What is expected. Your answer should be one number: how many lines below hold the word "Click".

Working data.
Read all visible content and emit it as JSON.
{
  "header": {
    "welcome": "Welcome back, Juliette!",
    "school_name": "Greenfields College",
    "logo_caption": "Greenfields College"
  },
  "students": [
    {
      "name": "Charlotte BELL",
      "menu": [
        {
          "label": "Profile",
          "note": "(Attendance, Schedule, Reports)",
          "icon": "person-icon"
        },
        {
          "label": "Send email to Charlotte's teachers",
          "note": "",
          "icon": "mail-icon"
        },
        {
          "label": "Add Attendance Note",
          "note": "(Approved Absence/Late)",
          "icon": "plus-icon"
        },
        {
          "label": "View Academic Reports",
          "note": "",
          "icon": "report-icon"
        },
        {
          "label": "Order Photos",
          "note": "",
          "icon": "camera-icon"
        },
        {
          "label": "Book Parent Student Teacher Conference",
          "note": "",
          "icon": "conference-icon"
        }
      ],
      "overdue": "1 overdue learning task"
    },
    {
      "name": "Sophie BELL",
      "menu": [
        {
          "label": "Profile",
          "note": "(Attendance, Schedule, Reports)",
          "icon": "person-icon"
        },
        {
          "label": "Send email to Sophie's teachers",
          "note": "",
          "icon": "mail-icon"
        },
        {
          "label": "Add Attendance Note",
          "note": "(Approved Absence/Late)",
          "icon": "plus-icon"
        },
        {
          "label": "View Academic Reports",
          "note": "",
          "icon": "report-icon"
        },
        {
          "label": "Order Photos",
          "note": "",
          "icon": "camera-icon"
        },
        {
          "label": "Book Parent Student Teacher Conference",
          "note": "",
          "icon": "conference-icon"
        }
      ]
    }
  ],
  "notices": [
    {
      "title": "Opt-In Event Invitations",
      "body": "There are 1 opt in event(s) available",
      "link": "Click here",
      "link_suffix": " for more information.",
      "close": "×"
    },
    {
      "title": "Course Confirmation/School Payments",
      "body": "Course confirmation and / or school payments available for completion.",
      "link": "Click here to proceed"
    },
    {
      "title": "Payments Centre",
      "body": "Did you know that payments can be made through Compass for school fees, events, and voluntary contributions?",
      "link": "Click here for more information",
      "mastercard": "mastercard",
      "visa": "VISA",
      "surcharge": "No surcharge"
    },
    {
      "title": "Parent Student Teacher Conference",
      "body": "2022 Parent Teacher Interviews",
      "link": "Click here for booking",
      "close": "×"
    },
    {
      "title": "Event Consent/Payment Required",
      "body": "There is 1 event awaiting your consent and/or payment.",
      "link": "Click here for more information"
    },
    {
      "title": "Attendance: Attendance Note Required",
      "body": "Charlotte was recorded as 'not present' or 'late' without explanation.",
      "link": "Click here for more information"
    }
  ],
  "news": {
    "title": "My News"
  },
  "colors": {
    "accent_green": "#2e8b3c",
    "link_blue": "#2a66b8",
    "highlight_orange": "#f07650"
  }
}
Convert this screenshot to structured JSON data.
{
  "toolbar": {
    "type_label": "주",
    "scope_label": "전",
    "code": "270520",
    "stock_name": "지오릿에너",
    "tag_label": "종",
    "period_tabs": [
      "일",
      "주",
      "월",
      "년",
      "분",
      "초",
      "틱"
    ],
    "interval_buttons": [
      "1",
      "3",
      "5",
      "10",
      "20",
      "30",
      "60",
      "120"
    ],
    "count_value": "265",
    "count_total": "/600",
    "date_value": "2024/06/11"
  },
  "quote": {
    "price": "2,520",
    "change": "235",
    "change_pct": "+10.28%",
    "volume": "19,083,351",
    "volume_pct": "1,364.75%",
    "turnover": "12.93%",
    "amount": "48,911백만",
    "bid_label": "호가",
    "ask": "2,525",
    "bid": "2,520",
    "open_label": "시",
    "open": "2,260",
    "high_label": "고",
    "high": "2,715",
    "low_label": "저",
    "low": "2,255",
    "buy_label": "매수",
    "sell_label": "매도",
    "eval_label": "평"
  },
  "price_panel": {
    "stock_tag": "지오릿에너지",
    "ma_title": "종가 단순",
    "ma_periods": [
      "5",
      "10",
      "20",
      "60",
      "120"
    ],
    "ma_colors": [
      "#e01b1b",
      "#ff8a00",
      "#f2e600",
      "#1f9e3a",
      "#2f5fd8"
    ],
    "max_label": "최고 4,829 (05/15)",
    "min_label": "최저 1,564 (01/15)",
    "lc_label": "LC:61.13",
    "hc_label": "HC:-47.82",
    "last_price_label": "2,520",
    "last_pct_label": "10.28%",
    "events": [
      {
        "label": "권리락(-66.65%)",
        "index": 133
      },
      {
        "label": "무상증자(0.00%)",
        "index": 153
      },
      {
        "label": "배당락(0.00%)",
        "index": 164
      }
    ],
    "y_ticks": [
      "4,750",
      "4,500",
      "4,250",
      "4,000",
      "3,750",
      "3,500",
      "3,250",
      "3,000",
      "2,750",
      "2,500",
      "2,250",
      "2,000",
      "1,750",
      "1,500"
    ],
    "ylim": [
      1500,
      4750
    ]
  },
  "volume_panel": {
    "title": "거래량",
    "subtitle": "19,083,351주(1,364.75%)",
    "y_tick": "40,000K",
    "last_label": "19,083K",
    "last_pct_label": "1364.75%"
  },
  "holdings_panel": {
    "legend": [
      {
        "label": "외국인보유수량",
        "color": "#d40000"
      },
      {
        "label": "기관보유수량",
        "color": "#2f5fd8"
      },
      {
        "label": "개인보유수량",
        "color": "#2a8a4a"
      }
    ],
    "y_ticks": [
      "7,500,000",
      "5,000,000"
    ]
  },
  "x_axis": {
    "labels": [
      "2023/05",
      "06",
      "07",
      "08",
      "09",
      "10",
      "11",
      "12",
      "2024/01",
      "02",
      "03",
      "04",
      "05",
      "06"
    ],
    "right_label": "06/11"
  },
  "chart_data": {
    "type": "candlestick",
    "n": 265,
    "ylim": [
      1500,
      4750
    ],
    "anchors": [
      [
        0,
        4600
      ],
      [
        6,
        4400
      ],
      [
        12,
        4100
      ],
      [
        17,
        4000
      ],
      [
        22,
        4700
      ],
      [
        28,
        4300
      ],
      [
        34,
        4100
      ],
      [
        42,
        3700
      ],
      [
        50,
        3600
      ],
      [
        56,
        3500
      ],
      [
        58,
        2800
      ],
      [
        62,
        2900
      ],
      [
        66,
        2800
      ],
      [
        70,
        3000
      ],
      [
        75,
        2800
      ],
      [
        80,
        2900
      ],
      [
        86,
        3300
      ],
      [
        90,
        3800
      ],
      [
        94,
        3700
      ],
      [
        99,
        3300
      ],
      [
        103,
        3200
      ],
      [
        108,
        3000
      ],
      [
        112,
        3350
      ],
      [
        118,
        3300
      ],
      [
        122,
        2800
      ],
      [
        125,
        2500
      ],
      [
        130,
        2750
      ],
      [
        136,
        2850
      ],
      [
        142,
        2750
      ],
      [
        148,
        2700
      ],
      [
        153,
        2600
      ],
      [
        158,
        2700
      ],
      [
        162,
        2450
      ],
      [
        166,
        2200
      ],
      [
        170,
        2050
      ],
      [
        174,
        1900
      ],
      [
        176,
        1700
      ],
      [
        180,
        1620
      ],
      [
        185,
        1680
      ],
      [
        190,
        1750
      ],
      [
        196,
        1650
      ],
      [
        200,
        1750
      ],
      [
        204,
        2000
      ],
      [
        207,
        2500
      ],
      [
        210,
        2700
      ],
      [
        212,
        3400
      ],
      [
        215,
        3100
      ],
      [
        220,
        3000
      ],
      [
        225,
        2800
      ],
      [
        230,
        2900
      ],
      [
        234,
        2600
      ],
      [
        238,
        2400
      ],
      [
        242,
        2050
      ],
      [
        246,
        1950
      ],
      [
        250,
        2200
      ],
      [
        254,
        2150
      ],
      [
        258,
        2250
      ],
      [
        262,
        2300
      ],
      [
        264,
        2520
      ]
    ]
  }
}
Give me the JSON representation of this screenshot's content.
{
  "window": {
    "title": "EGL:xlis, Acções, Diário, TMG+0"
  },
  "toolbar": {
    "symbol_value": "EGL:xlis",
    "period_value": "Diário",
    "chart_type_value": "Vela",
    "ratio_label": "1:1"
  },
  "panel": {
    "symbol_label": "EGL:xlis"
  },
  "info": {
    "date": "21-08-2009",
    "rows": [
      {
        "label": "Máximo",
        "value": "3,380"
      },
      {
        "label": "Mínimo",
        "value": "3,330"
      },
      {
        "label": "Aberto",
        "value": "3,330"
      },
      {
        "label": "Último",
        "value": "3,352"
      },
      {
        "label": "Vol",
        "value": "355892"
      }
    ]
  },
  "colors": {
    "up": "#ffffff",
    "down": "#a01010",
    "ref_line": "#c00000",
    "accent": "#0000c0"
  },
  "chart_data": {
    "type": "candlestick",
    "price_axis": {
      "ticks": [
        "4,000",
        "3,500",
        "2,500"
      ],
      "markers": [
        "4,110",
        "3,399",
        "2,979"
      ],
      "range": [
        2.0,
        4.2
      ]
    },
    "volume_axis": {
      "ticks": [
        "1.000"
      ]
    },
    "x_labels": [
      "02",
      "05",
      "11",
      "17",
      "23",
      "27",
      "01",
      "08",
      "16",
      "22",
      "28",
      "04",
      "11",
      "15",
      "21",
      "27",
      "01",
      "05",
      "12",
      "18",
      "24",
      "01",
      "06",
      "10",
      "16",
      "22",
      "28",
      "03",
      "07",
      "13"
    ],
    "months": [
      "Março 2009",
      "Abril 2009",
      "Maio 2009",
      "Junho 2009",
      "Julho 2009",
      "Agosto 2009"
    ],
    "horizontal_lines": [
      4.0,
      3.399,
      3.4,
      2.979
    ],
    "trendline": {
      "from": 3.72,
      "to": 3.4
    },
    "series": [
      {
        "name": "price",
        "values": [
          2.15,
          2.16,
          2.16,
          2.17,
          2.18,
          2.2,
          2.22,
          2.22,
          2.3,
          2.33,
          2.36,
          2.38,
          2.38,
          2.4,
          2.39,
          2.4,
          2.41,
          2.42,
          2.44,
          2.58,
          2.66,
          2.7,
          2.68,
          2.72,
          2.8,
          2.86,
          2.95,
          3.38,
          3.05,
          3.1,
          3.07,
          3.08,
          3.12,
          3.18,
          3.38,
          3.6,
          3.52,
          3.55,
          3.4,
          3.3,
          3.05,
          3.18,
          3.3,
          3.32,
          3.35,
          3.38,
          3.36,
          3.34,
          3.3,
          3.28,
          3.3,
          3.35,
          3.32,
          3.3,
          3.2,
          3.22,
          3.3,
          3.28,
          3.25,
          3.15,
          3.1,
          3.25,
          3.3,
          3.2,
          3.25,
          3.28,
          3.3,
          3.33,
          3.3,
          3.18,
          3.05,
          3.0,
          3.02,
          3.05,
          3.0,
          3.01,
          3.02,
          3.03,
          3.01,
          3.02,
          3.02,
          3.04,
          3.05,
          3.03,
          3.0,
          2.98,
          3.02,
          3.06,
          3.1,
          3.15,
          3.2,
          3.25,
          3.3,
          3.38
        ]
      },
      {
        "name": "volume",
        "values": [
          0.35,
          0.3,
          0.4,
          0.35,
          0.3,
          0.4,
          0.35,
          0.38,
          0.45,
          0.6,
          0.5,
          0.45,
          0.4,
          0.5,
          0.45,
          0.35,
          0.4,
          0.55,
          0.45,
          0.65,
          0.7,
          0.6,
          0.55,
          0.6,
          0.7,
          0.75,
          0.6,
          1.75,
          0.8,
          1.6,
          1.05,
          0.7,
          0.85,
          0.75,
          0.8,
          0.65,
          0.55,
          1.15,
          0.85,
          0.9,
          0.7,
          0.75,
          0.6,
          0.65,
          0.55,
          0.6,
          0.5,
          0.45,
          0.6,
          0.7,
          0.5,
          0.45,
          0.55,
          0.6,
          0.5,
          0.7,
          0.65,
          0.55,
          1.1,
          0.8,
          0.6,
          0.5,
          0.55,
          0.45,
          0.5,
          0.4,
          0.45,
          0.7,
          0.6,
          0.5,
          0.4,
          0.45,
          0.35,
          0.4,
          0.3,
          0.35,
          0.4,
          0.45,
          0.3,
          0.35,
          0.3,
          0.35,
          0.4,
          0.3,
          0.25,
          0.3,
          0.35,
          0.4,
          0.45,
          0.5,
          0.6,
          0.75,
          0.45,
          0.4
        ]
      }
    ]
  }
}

Answer section. 6